African-Americans living free in Baltimore before the Civil War were constantly testing whether the law and courts saw them as citizens, with rights to be respected. In her new book, Birthright Citizens: A History of Race and Rights in Antebellum America, Johns Hopkins Professor Martha Jones argues the free blacks of Baltimore shaped the idea of birthright citizenship that made it into the U.S. constitution and that their struggle still carries meaning for today’s immigrants.
There’s much more to Maryland cuisine than crabcakes and Old Bay. Have you tasted Peanut Pickle Sandwiches and Baltimore Caramels? Or sipped tomato Wine? Kara Mae Harris has. The Food enthusiast and recipe sleuth is painstakingly preserving Maryland’s culinary heritage across dozens of decades ... one recipe at a time. Harris tests favorites and reports back on her blog, ‘Old Line Plate.’ She’s also created a searchable database of more than 30-thousand recipes and has made some surprising discoveries.

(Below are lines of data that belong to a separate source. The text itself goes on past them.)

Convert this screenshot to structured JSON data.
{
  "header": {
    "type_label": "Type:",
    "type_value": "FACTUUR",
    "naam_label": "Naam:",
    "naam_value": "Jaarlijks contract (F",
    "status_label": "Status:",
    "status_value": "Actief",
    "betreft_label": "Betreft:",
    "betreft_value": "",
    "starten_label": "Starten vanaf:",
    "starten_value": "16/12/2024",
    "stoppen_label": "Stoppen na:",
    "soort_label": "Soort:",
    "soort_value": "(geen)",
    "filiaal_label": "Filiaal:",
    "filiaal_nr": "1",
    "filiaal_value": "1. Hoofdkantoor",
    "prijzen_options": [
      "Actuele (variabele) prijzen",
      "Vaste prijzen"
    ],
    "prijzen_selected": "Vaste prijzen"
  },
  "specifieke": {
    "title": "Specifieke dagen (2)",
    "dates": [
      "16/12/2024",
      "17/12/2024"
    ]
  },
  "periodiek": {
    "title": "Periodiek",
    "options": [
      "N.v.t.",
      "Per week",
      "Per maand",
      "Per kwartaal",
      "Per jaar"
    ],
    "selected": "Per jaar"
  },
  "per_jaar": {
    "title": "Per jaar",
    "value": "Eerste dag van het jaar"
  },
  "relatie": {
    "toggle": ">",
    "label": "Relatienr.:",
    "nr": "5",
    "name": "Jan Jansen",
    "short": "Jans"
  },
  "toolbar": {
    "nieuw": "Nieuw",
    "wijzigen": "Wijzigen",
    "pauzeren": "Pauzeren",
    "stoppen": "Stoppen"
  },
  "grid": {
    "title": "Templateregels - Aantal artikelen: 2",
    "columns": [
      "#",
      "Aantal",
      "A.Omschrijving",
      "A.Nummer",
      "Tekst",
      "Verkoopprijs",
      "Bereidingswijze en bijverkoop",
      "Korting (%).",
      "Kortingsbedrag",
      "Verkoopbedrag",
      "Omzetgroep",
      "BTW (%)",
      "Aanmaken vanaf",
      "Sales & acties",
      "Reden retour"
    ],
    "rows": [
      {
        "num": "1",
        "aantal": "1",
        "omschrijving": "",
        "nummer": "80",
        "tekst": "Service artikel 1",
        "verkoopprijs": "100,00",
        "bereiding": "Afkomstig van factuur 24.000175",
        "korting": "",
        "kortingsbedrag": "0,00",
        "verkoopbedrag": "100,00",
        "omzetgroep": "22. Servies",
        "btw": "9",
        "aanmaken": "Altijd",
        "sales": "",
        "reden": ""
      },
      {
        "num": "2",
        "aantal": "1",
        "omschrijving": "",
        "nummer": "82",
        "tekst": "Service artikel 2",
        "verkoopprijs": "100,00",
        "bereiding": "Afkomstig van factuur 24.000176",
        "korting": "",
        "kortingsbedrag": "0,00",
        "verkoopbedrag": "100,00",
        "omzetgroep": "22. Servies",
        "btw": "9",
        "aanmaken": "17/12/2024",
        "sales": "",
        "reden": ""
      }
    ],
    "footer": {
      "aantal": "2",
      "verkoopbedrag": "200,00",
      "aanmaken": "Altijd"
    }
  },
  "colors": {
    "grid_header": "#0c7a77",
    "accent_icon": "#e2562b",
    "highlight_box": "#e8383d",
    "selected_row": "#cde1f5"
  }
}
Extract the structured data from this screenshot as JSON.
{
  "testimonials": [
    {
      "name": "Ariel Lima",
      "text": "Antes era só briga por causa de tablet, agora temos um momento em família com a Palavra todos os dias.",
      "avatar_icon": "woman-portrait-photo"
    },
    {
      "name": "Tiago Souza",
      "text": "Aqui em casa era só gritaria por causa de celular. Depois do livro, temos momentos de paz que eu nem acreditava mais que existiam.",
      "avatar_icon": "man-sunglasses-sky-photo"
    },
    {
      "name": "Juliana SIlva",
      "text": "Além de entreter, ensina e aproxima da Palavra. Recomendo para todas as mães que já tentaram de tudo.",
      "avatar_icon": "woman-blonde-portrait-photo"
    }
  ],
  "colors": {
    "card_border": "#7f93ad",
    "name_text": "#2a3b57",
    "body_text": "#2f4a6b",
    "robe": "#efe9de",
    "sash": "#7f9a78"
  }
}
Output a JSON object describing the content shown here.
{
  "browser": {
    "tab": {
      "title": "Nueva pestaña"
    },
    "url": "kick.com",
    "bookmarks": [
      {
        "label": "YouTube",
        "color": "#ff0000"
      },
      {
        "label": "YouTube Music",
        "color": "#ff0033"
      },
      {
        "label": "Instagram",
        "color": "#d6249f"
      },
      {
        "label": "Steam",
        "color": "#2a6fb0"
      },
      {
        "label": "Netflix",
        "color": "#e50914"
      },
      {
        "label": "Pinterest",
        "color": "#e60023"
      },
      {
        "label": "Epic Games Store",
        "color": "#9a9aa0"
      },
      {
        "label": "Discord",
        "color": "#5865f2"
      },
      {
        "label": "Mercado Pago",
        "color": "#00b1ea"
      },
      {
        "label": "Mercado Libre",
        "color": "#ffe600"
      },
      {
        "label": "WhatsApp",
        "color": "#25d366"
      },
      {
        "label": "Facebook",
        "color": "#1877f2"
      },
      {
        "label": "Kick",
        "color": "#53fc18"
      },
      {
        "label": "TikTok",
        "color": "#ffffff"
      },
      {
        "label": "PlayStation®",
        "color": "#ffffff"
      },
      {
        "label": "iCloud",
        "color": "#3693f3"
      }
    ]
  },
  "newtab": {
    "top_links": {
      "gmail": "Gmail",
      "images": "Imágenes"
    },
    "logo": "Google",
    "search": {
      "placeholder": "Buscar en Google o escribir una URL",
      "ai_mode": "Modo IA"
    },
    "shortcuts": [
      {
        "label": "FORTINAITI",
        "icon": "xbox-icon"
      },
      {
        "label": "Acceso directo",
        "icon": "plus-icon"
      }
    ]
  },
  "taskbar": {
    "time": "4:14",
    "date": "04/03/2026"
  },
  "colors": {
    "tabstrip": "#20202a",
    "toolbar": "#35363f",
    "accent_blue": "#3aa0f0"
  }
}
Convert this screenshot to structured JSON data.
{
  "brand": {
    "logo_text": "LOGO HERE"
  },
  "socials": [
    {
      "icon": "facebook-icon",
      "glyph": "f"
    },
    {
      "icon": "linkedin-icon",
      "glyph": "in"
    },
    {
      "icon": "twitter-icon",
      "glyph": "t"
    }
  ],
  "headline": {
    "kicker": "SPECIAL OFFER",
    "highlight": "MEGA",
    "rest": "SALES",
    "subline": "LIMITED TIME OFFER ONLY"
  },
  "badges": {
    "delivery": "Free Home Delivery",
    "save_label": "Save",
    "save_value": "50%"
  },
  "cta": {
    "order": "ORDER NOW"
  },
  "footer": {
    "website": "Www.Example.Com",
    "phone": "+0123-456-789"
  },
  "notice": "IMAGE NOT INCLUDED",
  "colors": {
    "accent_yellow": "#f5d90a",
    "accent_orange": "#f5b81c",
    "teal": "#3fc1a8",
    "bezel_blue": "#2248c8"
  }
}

Former U.S.A. gymnastics doctor Larry Nassar abused hundreds of athletes, and competitors in other sports are raising alarms about more abuse at the hands of coaches, as well as cover-ups of inappropriate or illegal behavior.
We speak with filmmaker Jill Yesko about her forthcoming web-series on abuse in Olympic athletics, "Broken Trust".
And we hear fromEva Rodansky, a speedskater who represented the US on the national circuit. She describes the difficulty of pressing officials to investigate claims. Then, Olympic swimmer Nancy Hogshead Makar, now a lawyer and CEO of Champion Women, details new reforms aimed at protecting athletes.